§ **ASSIGNMENT**:
Print every record exactly as it appears. Leave the pictures out.
------
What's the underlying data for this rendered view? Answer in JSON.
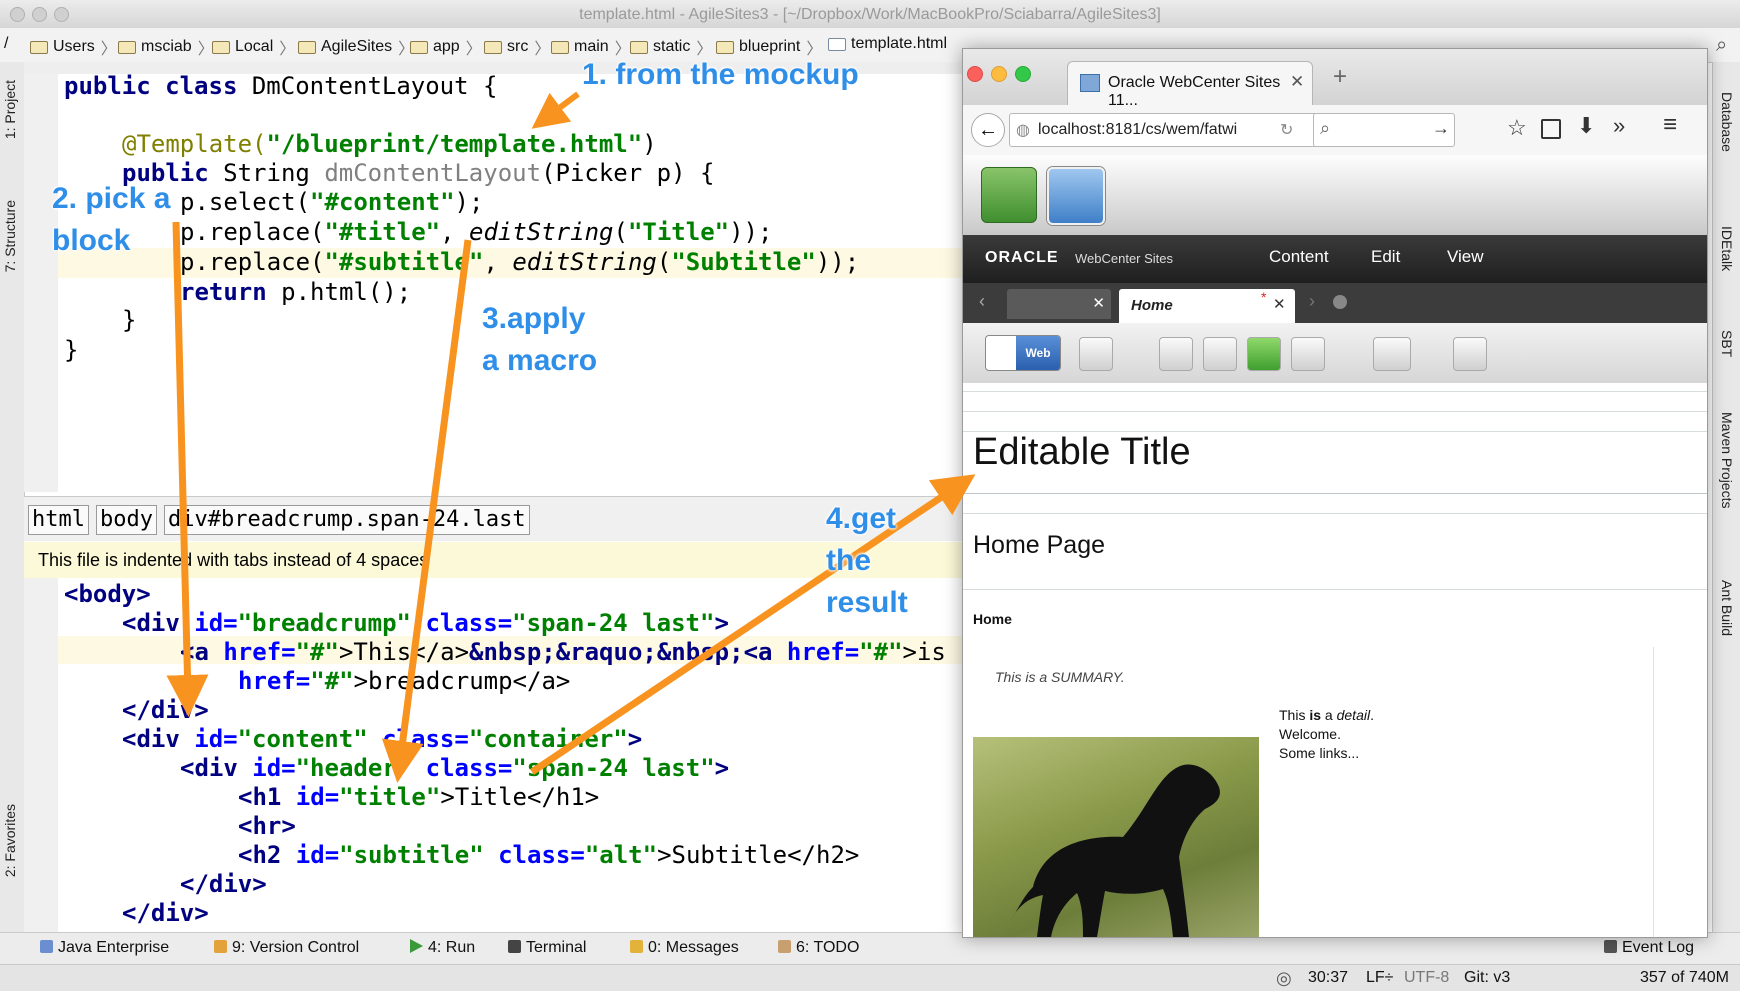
{
  "ide": {
    "title": "template.html - AgileSites3 - [~/Dropbox/Work/MacBookPro/Sciabarra/AgileSites3]",
    "breadcrumb": [
      "Users",
      "msciab",
      "Local",
      "AgileSites",
      "app",
      "src",
      "main",
      "static",
      "blueprint",
      "template.html"
    ],
    "left_tabs": [
      "1: Project",
      "7: Structure",
      "2: Favorites"
    ],
    "right_tabs": [
      "Database",
      "IDEtalk",
      "SBT",
      "Maven Projects",
      "Ant Build"
    ],
    "top_code": {
      "l1": "public class DmContentLayout {",
      "l2a": "@Template(",
      "l2b": "\"/blueprint/template.html\"",
      "l2c": ")",
      "l3a": "public ",
      "l3b": "String ",
      "l3c": "dmContentLayout",
      "l3d": "(Picker p) {",
      "l4a": "p.select(",
      "l4b": "\"#content\"",
      "l4c": ");",
      "l5a": "p.replace(",
      "l5b": "\"#title\"",
      "l5c": ", ",
      "l5d": "editString",
      "l5e": "(",
      "l5f": "\"Title\"",
      "l5g": "));",
      "l6a": "p.replace(",
      "l6b": "\"#subtitle\"",
      "l6c": ", ",
      "l6d": "editString",
      "l6e": "(",
      "l6f": "\"Subtitle\"",
      "l6g": "));",
      "l7a": "return ",
      "l7b": "p.html();",
      "l8": "}",
      "l9": "}"
    },
    "tag_path": [
      "html",
      "body",
      "div#breadcrump.span-24.last"
    ],
    "notice": "This file is indented with tabs instead of 4 spaces",
    "html_code": {
      "b1": "<body>",
      "b2a": "<div ",
      "b2b": "id=",
      "b2c": "\"breadcrump\"",
      "b2d": " class=",
      "b2e": "\"span-24 last\"",
      "b2f": ">",
      "b3a": "<a ",
      "b3b": "href=",
      "b3c": "\"#\"",
      "b3d": ">This</a>",
      "b3e": "&nbsp;&raquo;&nbsp;",
      "b3f": "<a ",
      "b3g": "href=",
      "b3h": "\"#\"",
      "b3i": ">is",
      "b4a": "href=",
      "b4b": "\"#\"",
      "b4c": ">breadcrump</a>",
      "b5": "</div>",
      "b6a": "<div ",
      "b6b": "id=",
      "b6c": "\"content\"",
      "b6d": " class=",
      "b6e": "\"container\"",
      "b6f": ">",
      "b7a": "<div ",
      "b7b": "id=",
      "b7c": "\"header\"",
      "b7d": " class=",
      "b7e": "\"span-24 last\"",
      "b7f": ">",
      "b8a": "<h1 ",
      "b8b": "id=",
      "b8c": "\"title\"",
      "b8d": ">Title</h1>",
      "b9": "<hr>",
      "b10a": "<h2 ",
      "b10b": "id=",
      "b10c": "\"subtitle\"",
      "b10d": " class=",
      "b10e": "\"alt\"",
      "b10f": ">Subtitle</h2>",
      "b11": "</div>",
      "b12": "</div>"
    },
    "tool_windows": [
      "Java Enterprise",
      "9: Version Control",
      "4: Run",
      "Terminal",
      "0: Messages",
      "6: TODO",
      "Event Log"
    ],
    "status": {
      "position": "30:37",
      "line_sep": "LF÷",
      "encoding": "UTF-8",
      "vcs": "Git: v3",
      "memory": "357 of 740M"
    }
  },
  "browser": {
    "tab_title": "Oracle WebCenter Sites 11...",
    "url": "localhost:8181/cs/wem/fatwi",
    "brand": "ORACLE",
    "product": "WebCenter Sites",
    "menu": [
      "Content",
      "Edit",
      "View"
    ],
    "open_tab": "Home",
    "mode_label": "Web",
    "page": {
      "title": "Editable Title",
      "subtitle": "Home Page",
      "breadcrumb": "Home",
      "summary": "This is a SUMMARY.",
      "detail_a": "This ",
      "detail_b": "is",
      "detail_c": " a ",
      "detail_d": "detail",
      "detail_e": ".",
      "welcome": "Welcome.",
      "links": "Some links..."
    }
  },
  "callouts": {
    "c1": "1. from the mockup",
    "c2a": "2. pick a",
    "c2b": "block",
    "c3a": "3.apply",
    "c3b": "a macro",
    "c4a": "4.get",
    "c4b": "the",
    "c4c": "result"
  },
  "colors": {
    "callout_text": "#2f8fe8",
    "arrow": "#f7931e",
    "keyword": "#000080",
    "string": "#008000",
    "annotation": "#808000"
  }
}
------
§ **EXERCISE OUTPUT**:
What's the underlying data for this rendered view? Answer in JSON.
{
  "ide": {
    "title": "template.html - AgileSites3 - [~/Dropbox/Work/MacBookPro/Sciabarra/AgileSites3]",
    "breadcrumb": [
      "Users",
      "msciab",
      "Local",
      "AgileSites",
      "app",
      "src",
      "main",
      "static",
      "blueprint",
      "template.html"
    ],
    "left_tabs": [
      "1: Project",
      "7: Structure",
      "2: Favorites"
    ],
    "right_tabs": [
      "Database",
      "IDEtalk",
      "SBT",
      "Maven Projects",
      "Ant Build"
    ],
    "top_code": {
      "l1": "public class DmContentLayout {",
      "l2a": "@Template(",
      "l2b": "\"/blueprint/template.html\"",
      "l2c": ")",
      "l3a": "public ",
      "l3b": "String ",
      "l3c": "dmContentLayout",
      "l3d": "(Picker p) {",
      "l4a": "p.select(",
      "l4b": "\"#content\"",
      "l4c": ");",
      "l5a": "p.replace(",
      "l5b": "\"#title\"",
      "l5c": ", ",
      "l5d": "editString",
      "l5e": "(",
      "l5f": "\"Title\"",
      "l5g": "));",
      "l6a": "p.replace(",
      "l6b": "\"#subtitle\"",
      "l6c": ", ",
      "l6d": "editString",
      "l6e": "(",
      "l6f": "\"Subtitle\"",
      "l6g": "));",
      "l7a": "return ",
      "l7b": "p.html();",
      "l8": "}",
      "l9": "}"
    },
    "tag_path": [
      "html",
      "body",
      "div#breadcrump.span-24.last"
    ],
    "notice": "This file is indented with tabs instead of 4 spaces",
    "html_code": {
      "b1": "<body>",
      "b2a": "<div ",
      "b2b": "id=",
      "b2c": "\"breadcrump\"",
      "b2d": " class=",
      "b2e": "\"span-24 last\"",
      "b2f": ">",
      "b3a": "<a ",
      "b3b": "href=",
      "b3c": "\"#\"",
      "b3d": ">This</a>",
      "b3e": "&nbsp;&raquo;&nbsp;",
      "b3f": "<a ",
      "b3g": "href=",
      "b3h": "\"#\"",
      "b3i": ">is",
      "b4a": "href=",
      "b4b": "\"#\"",
      "b4c": ">breadcrump</a>",
      "b5": "</div>",
      "b6a": "<div ",
      "b6b": "id=",
      "b6c": "\"content\"",
      "b6d": " class=",
      "b6e": "\"container\"",
      "b6f": ">",
      "b7a": "<div ",
      "b7b": "id=",
      "b7c": "\"header\"",
      "b7d": " class=",
      "b7e": "\"span-24 last\"",
      "b7f": ">",
      "b8a": "<h1 ",
      "b8b": "id=",
      "b8c": "\"title\"",
      "b8d": ">Title</h1>",
      "b9": "<hr>",
      "b10a": "<h2 ",
      "b10b": "id=",
      "b10c": "\"subtitle\"",
      "b10d": " class=",
      "b10e": "\"alt\"",
      "b10f": ">Subtitle</h2>",
      "b11": "</div>",
      "b12": "</div>"
    },
    "tool_windows": [
      "Java Enterprise",
      "9: Version Control",
      "4: Run",
      "Terminal",
      "0: Messages",
      "6: TODO",
      "Event Log"
    ],
    "status": {
      "position": "30:37",
      "line_sep": "LF÷",
      "encoding": "UTF-8",
      "vcs": "Git: v3",
      "memory": "357 of 740M"
    }
  },
  "browser": {
    "tab_title": "Oracle WebCenter Sites 11...",
    "url": "localhost:8181/cs/wem/fatwi",
    "brand": "ORACLE",
    "product": "WebCenter Sites",
    "menu": [
      "Content",
      "Edit",
      "View"
    ],
    "open_tab": "Home",
    "mode_label": "Web",
    "page": {
      "title": "Editable Title",
      "subtitle": "Home Page",
      "breadcrumb": "Home",
      "summary": "This is a SUMMARY.",
      "detail_a": "This ",
      "detail_b": "is",
      "detail_c": " a ",
      "detail_d": "detail",
      "detail_e": ".",
      "welcome": "Welcome.",
      "links": "Some links..."
    }
  },
  "callouts": {
    "c1": "1. from the mockup",
    "c2a": "2. pick a",
    "c2b": "block",
    "c3a": "3.apply",
    "c3b": "a macro",
    "c4a": "4.get",
    "c4b": "the",
    "c4c": "result"
  },
  "colors": {
    "callout_text": "#2f8fe8",
    "arrow": "#f7931e",
    "keyword": "#000080",
    "string": "#008000",
    "annotation": "#808000"
  }
}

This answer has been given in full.